If you use software programs, such as TurboTax, or third-party guides, be sure to check for updates. The late passage of the new tax law and the logistics of physically producing tax aids made updates a necessity this year.
THE WEEK AHEAD
Just three S&P 500 members will report next week. Bed, Bath & Beyond (BBBY) and Monsanto (MON) will release their results on Wednesday; Constellation Brands (STZ) is scheduled for Thursday.
The economic calendar is light as well. Tuesday will feature the March ISM services survey and the minutes from the March Federal Reserve meeting. February wholesale trade data will be published on Friday.

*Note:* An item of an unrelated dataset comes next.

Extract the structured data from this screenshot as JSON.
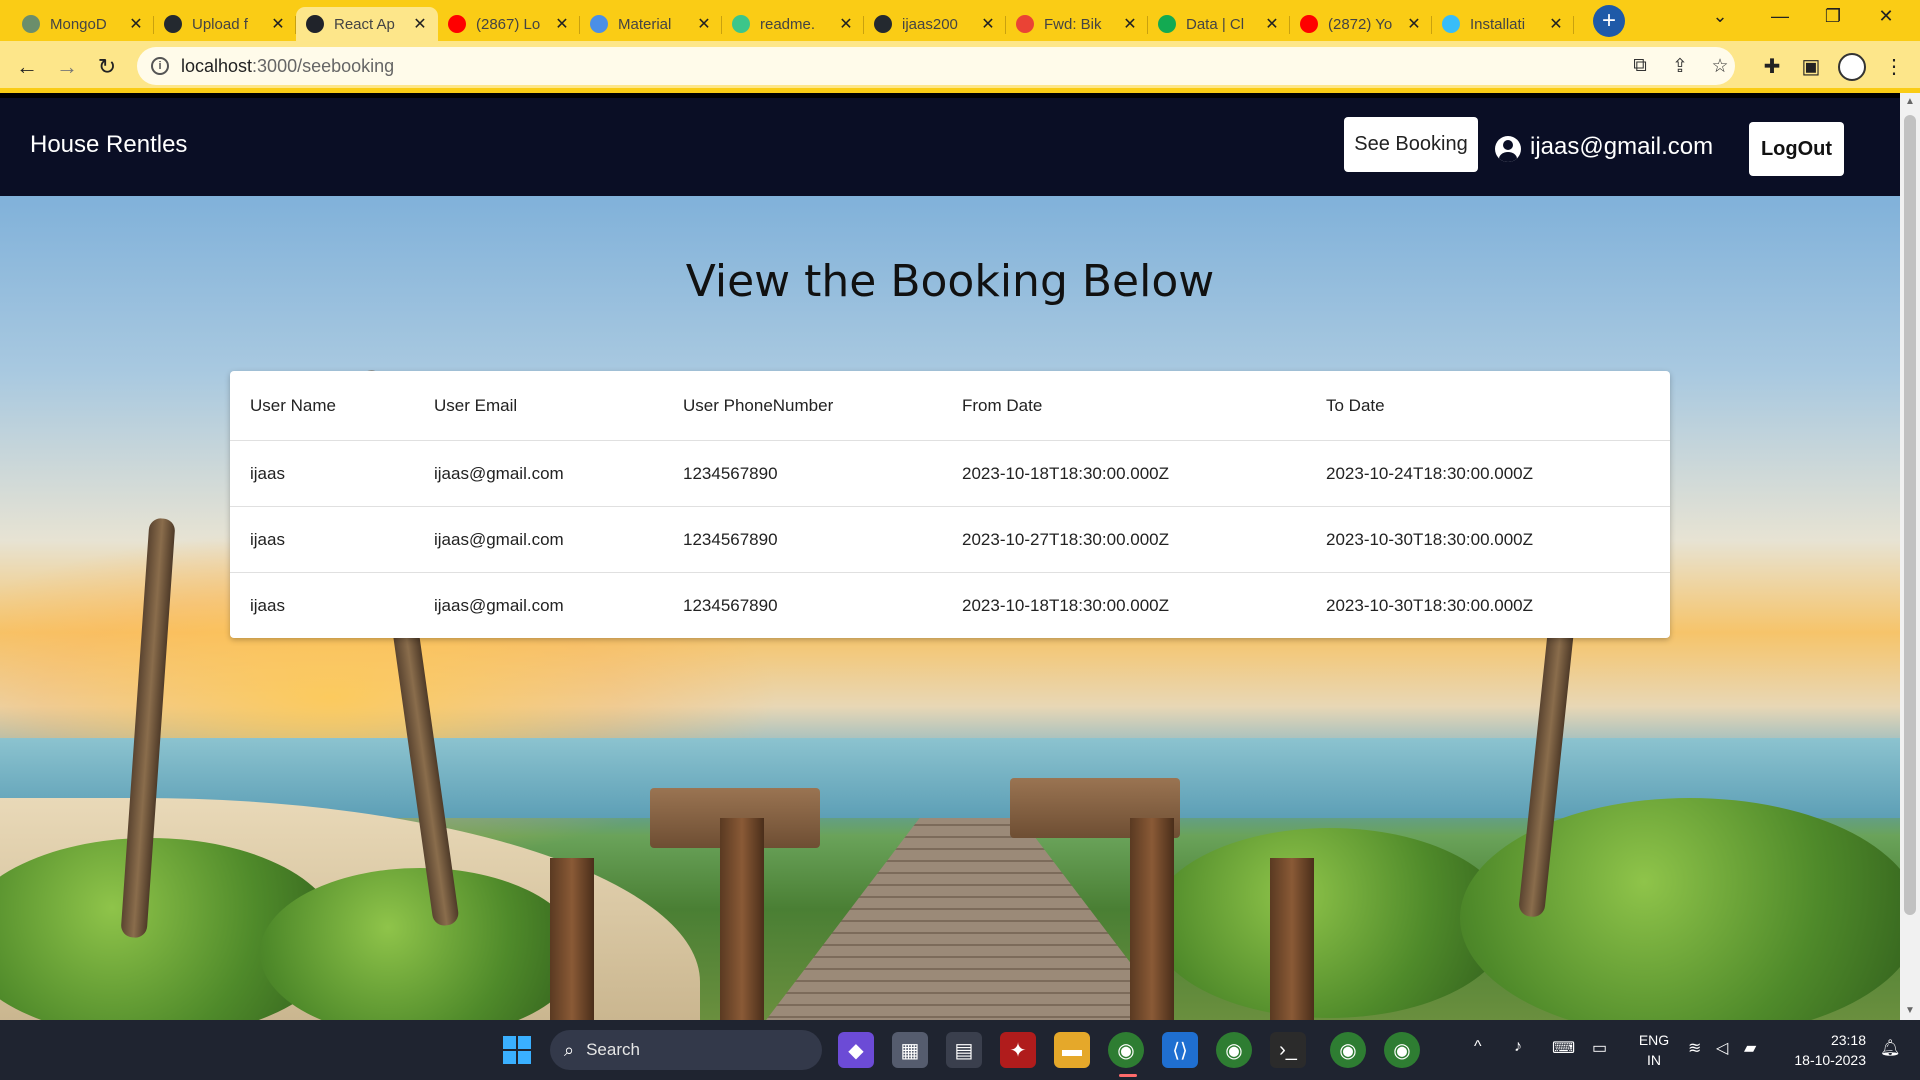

Potentially making up for the low number of economic releases will be public appearances by several Federal Reserve officials. Atlanta Federal Reserve Bank President Dennis Lockhart will host a conference at which Federal Reserve Chairman Ben Bernanke (Monday) and Philadelphia Federal Reserve Bank President Charles Plosser (Tuesday) will appear. Lockhart also has separate speaking engagements on Monday and Friday. Minneapolis Federal Reserve Bank President Narayana Kocherlakota will speak on Tuesday. Richmond Federal Reserve Bank President Jeffrey Lacker will speak on Thursday.

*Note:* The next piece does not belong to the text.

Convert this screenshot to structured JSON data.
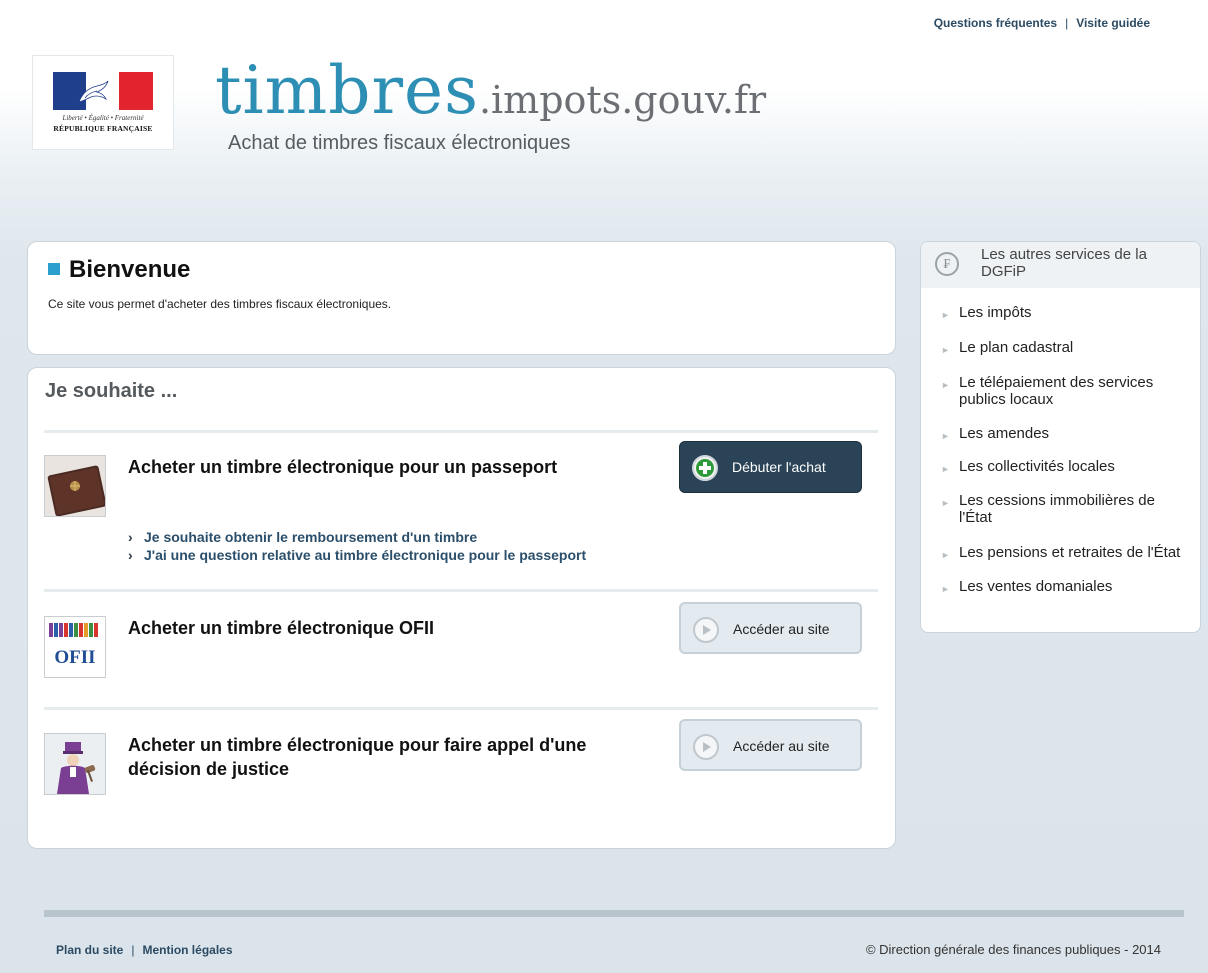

AAII SENTIMENT SURVEY
This week’s AAII Sentiment Survey results:
Bullish: 41.8%, up 4.1 points
Neutral: 27.1%, down 0.2 points
Bearish: 31.1%, down 3.9 points
Bullish sentiment improved 4.1 percentage points to 41.8% in the latest AAII Sentiment Survey. This is the first time optimism that stock prices will rise over the next six months has been above its historical average of 39% since February 17, 2011.
Neutral sentiment, expectations that stock prices will stay essentially flat over the next six months, was down a very modest 0.2 percentage points at 27.1%. The historical average is 31%.
Bearish sentiment, expectations that stock prices will fall over the next six months, declined 3.9 percentage points to 31.1%. This is a six-week low for pessimism. The historical average is 30%.
The S&P 500’s rebound over the past seven days has renewed investors’ optimism about the direction of stock prices. It is a cautious optimism, however, with bearish sentiment staying above its historical average for sixth consecutive week.
This week’s special question asked AAII members at what point rising oil prices would have them worried about a potential slowing of economic growth. The majority of respondents fell into one of three groups. The first thought oil was already having a negative impact. The second said if crude stayed at $120 per barrel or higher, economic growth would be curtailed. The third said oil would have to rise above the $140 - $150 per barrel range to make them worried.
Here is a sampling of the responses:
- “I am somewhat concerned at these levels; oil at $125 per barrel or more would turn my concern into real worry.”
- “A price per barrel above $120 for a significant period of time would worry me and force me to re-examine my entire portfolio.”
- “I think the more common barometer is the price of a gallon of gas. I believe the breaking point is $4.”
- “At current levels, I am not concerned. If oil got to $140 per barrel, then I think it would be a headwind. Also, if the price of gas rose above $4 a gallon.”
- “The current price of oil will slow growth as it impacts discretionary spending by consumers. Automobiles do not run on iPads.”
Are you bullish, bearish or neutral? Take the AAII Sentiment Survey and tell us.